Go through the data and copy every line in which "mạch" appears.
BEGIN Provided records
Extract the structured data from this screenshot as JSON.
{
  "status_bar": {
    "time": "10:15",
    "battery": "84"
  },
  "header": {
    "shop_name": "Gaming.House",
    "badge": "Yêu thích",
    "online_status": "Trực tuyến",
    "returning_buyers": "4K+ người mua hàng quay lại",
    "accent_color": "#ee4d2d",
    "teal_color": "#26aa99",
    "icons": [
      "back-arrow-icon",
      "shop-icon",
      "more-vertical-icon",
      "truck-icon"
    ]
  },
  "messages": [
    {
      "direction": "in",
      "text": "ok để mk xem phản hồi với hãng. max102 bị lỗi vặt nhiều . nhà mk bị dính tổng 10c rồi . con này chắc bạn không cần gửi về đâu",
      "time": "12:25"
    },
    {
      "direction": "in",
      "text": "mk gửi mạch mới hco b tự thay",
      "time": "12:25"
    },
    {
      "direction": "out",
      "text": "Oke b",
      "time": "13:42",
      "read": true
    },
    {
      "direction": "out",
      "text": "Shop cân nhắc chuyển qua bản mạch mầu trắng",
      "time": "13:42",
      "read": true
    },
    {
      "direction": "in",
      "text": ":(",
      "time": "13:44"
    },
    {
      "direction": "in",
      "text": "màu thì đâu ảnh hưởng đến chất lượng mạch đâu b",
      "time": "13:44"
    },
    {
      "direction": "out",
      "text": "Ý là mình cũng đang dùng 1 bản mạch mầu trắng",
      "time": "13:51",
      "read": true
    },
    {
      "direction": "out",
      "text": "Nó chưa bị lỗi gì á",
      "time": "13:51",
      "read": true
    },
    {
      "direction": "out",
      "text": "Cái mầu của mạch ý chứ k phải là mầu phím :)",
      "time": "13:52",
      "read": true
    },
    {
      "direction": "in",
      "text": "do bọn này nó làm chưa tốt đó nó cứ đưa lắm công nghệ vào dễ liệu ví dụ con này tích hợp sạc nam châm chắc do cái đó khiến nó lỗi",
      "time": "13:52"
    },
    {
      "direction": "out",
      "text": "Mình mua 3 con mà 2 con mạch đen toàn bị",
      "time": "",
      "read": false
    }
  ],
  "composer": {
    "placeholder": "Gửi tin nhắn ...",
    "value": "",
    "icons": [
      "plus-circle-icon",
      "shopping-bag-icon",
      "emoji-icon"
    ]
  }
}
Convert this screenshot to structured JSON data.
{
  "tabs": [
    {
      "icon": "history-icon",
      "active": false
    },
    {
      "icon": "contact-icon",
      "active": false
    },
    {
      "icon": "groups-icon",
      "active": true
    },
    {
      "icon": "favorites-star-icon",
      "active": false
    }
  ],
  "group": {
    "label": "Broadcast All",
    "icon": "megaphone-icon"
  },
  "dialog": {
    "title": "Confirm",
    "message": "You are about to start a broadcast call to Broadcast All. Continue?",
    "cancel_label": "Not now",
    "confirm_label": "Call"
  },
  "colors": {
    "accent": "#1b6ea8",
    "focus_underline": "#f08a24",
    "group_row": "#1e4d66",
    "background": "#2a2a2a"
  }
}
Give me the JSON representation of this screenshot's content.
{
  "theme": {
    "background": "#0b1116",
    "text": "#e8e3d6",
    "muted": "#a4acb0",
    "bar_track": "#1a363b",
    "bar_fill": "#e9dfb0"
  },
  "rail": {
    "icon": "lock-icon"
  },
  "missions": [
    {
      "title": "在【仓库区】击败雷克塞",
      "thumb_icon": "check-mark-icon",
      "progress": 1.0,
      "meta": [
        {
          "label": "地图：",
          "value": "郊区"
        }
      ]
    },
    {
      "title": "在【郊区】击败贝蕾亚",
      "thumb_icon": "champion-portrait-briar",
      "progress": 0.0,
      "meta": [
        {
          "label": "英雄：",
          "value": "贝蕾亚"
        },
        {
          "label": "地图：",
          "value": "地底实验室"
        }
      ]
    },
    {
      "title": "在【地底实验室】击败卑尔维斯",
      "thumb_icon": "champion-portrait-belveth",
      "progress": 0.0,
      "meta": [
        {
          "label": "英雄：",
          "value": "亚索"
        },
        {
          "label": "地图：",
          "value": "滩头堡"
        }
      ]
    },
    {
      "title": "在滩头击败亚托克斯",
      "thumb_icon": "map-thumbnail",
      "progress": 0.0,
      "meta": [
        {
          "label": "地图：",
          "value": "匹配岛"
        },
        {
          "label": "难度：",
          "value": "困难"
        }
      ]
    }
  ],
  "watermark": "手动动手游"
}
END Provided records
Response
      "text": "mk gửi mạch mới hco b tự thay",
      "text": "Shop cân nhắc chuyển qua bản mạch mầu trắng",
      "text": "màu thì đâu ảnh hưởng đến chất lượng mạch đâu b",
      "text": "Ý là mình cũng đang dùng 1 bản mạch mầu trắng",
      "text": "Cái mầu của mạch ý chứ k phải là mầu phím :)",
      "text": "Mình mua 3 con mà 2 con mạch đen toàn bị",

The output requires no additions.